Incorporating and into this equation and using one finds

And by integrating this equation and using the basic formula for the clustering coefficient one finds

Network is hierarchical.

## Our model with local rules

Náther, Markošová, Rudolf, to appear in Physica A

• Network dynamics:

• We start from the small network, from three totaly interconected nodes.

• Each time unit one node comes from the universe. If it comes at time s,it has a label s. The node brings m>1new edges to the system.

• One new edge is linked to an old node by clustering driven preference, that means the linking probability is proportional to the clustering coefficient of the old link. The other m-1 edges is randomly distributed among neighbors of the old node.

Clustering driven dynamics (CD model)

4

5

3

1

2

Clustering coefficients of all nodes in starting graph is one.

Now clustering coefficients are

Numerical studies of CD model shows, that the network is scale free and hierarchical:

The most simple variant of CD model (SCD – model), in which each new node brings exactly two new edges into the network, is analytically tractable.

• 1. We can show analytically, that the clustering driven node addition is not responsible for the scale free final network structure.

• It is possible to map SCD model to the model of Vásquez and to calculate analytically P(k) and C(k) distributions to show scale free and hierarchical property.

### Clustering driven node addition is not responsible for the scale free net structure.

In the SCD model each step creates a triangle of connected nodes Therefore for each node s the number of edges among its neighbors is k(s)-1, and its clustering coefficient is.

Let us therefore solve the model, where each time unit a node comes and links to the older node with probability proportional to .

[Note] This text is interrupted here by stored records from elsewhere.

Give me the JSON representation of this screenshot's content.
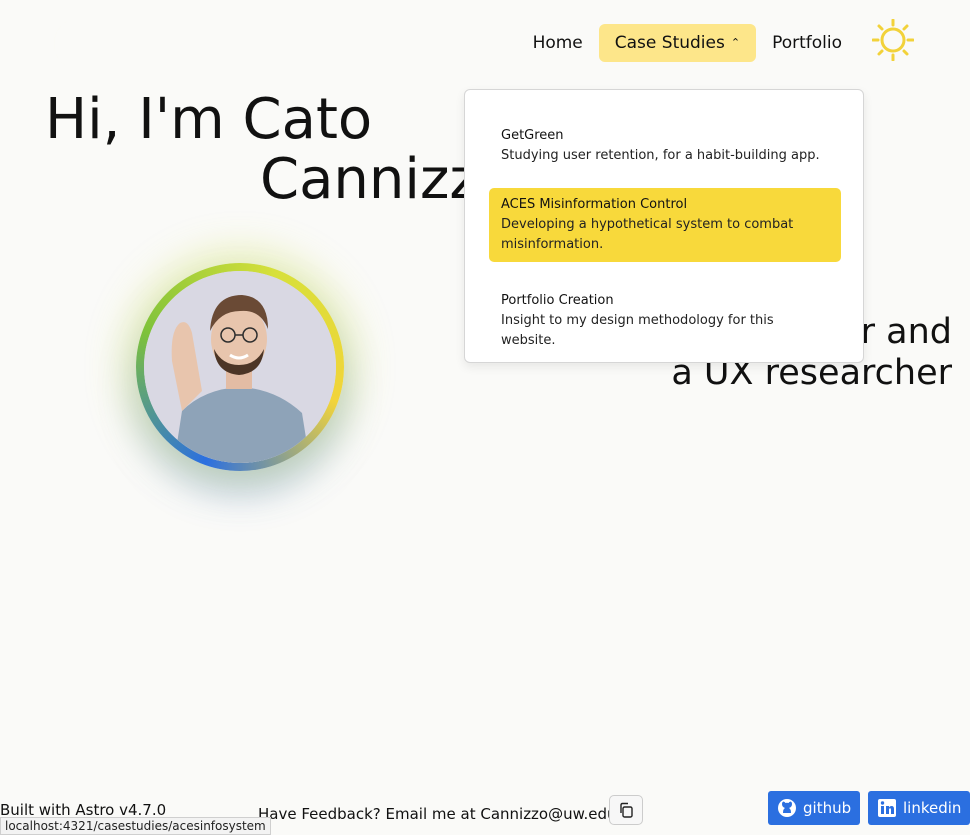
{
  "nav": {
    "home": "Home",
    "case_studies": "Case Studies",
    "case_studies_chevron": "^",
    "portfolio": "Portfolio",
    "theme_icon": "sun-icon",
    "logo_icon": "double-crescent-logo"
  },
  "hero": {
    "line1": "Hi, I'm Cato",
    "line2": "Cannizzo",
    "tagline_line1": "a UX designer and",
    "tagline_line2": "a UX researcher"
  },
  "dropdown": {
    "items": [
      {
        "title": "GetGreen",
        "desc": "Studying user retention, for a habit-building app."
      },
      {
        "title": "ACES Misinformation Control",
        "desc": "Developing a hypothetical system to combat misinformation."
      },
      {
        "title": "Portfolio Creation",
        "desc": "Insight to my design methodology for this website."
      }
    ]
  },
  "footer": {
    "built": "Built with Astro v4.7.0",
    "feedback": "Have Feedback? Email me at Cannizzo@uw.edu",
    "github": "github",
    "linkedin": "linkedin"
  },
  "statusbar": {
    "url": "localhost:4321/casestudies/acesinfosystem"
  },
  "colors": {
    "accent_yellow": "#f8d93b",
    "active_nav": "#fde68a",
    "social_blue": "#2b6fe0"
  }
}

We should solve an equation

Let us look for the solution in a form:

Giving this into main integro - differential equation we have:

And from the initial conditions k(t,t)=1, we get f(s)=1/2-g(s). Seeking g(t) in a form

we finally have:

which does not lead to the power law degree distributionm, and clustering driven network is not scale free.

### Remapping of the SCD model to the Vásquez model

• SCD model can be mapped to the Vásquez model with only one surfer and the probability ( prob. that each visited vertex increases its degree by one). Let us call this V- model.

• Therefore probability, that vertex with degree gains a new link is:

Basic formula

V - model formula

• In our SCD model each time unit two new edges are added. It is therefore comparable to the V – model with .

• We also have clustering driven preference for finding a node by jump and edges are undirected.

Applying to the rate equation

and using

we get

And after the integration

Because as was measured for our network.

All nodes s with degree k in the SCD model have clustering coefficient given as:

That means, that

CD model, in which more then two nodes are added in one time unit, has been studied numerically.

### CD model

SCD model is a simplified variant of CD model, in which one node and more then two edges are added in one time unit. One edge is linked by clustering driven preference to the certain old node s, other edges are distributed randomly among neighbors of the node s. Numerical studies of such model shows that the network has scale free property and hierarchy:

m is a number of edges added in each time unit.

### Summary

• Local rules are responsible for the hierarchy in the networks. They lead to the fact, that in average certain pattern is added each time unit.

• The fact, that the network is clustering driven is not responsible for the scale free structure, nor for hierarchy of nodes.

• Virtual preferential attachment is responsible for the scale free property. If we link a node with clustering driven preference (or even with random preference ) the addition of another edges to the neighbor nodes ids in fact preferential. The higher degree has the neighbor, the higher probability it has to catch a new link.

References

• Ravasz, Barabasi: Hierarchical organization in complex netwoks, cond – mat 026130v2, 2002

• Vásquez: Growing network with local rules…Phys. Rev. E 67 (2003) 056104

• Náther, Markošová, Rudolf: Hierarchy in the growing scale free network with local rules, Physica A 388 (2009) 5036

Thank you for the attention